I was not disappointed. The docent at the desk informed me that, in the church basement, there was a video playing of one of Dr. King's siblings telling the story of her brother and her family's involvement in the life of Ebenezer Baptist. King's father was the pastor and his mother was the organist and choir director. When Martin Luther King, Jr. was a child, he used to love to sing. He would grow up to be the co-pastor of the church with his father from 1960 to his death in 1968. The video also told the story of how violence rocked their church about six years after Rev. Dr. King's assisination. It was a Sunday morning. Dr. King's mother had just finished playing and they were starting prayers in the church when a man stood up on one of the pews, announced he was taking over, and began shooting. King's mother was killed in the melee along with a deacon. The 23-year-old who did the shooting said he did it because he was opposed to Christianity.
With that in my head, I ascended the steps to the sanctuary. There was only me, and one other couple. They left fairly soon after I got there, which gave me the entire space to myself. Me, an empty sanctuary with flowers and an old-fashioned microphone on the pulpit and the recording of the Rev. Dr. King's sermon, "The Drum Major Instict."
I was deeply moved as I sat and listened to his voice filling the air.

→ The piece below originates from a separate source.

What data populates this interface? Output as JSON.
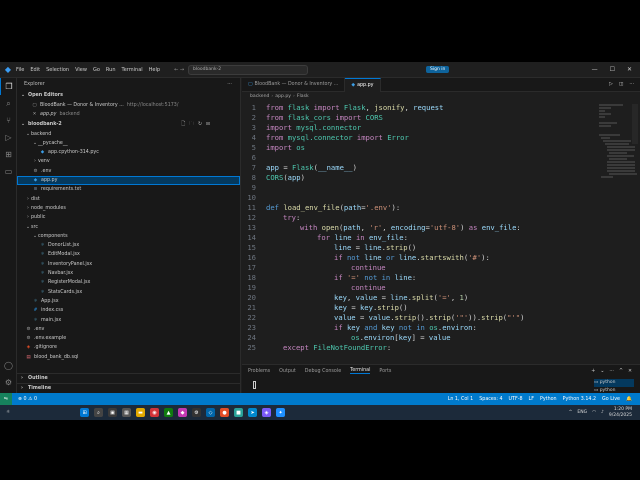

I knew the Scripture passage well, the moment in which the brothers are arguing and asking Jesus to give them the seats of honor on his left side and the right side. It is a moment in Jesus' ministry where I often wonder, "Did these guys who were following him here, there and everywhere have a clue as to what he was doing?" The presumption of these two guys, John and James, that they could ask Jesus to make them first ahead of the other disciples is pretty amazing, and yet, pretty typical of so many of us. That's what Rev. Dr. King referred to as "the Drum Major instinct." I sat at times with eyes closed as I took in how Dr. King put this tale into his modern day situation in 1968. People putting themselves into financial crises by attempting to live beyond their means. Nations putting themselves and their people at-risk by asserting that their way is superior to the way of other nations. Racism, and how poor whites had deluded themselves into believing they are superior to blacks while suffering under the same oppression and injustice plaguing communities of color. And he turned his own sights back to Jesus for the role model of what real leadership looks like. I wept as I heard Dr. King say of himself that at his funeral he didn't want anyone to go on and on about him. He didn't want to be known for the many accolades he had accumulated. He didn't want them to talk about his Nobel Peace Prize.
"Tell them I tried to love and serve humanity."
Little did he know, he was preaching his own eulogy. His wife requested that this sermon be played at his funeral.
Little did I know this mission to find and visit his church would leave such an impression on me. I heard in his sermon many things I have felt for myself as one who has kept plugging away at the struggle for equality particularly for LGBTQI people. I don't work for justice so that I can get awards. I work for justice because I can't feel comfortable knowing that others are struggling. Yes, we have finally achieved marriage equality in Florida. But people are still able to be fired from their jobs if they get married to their same-gender partner. The Roman Catholic diocese in South Florida has made it clear to all its employees to "beware" of making public comments on social media about the marriage issue that might "contradict" traditional Roman Catholic doctrine. The Episcopal diocese of Florida has not even acknowledged that there has been this sea change in the civil marriage laws. We have made progress. But this march is far from over. And so I'm lacing up my shoes, ready to walk the path that is laid before me.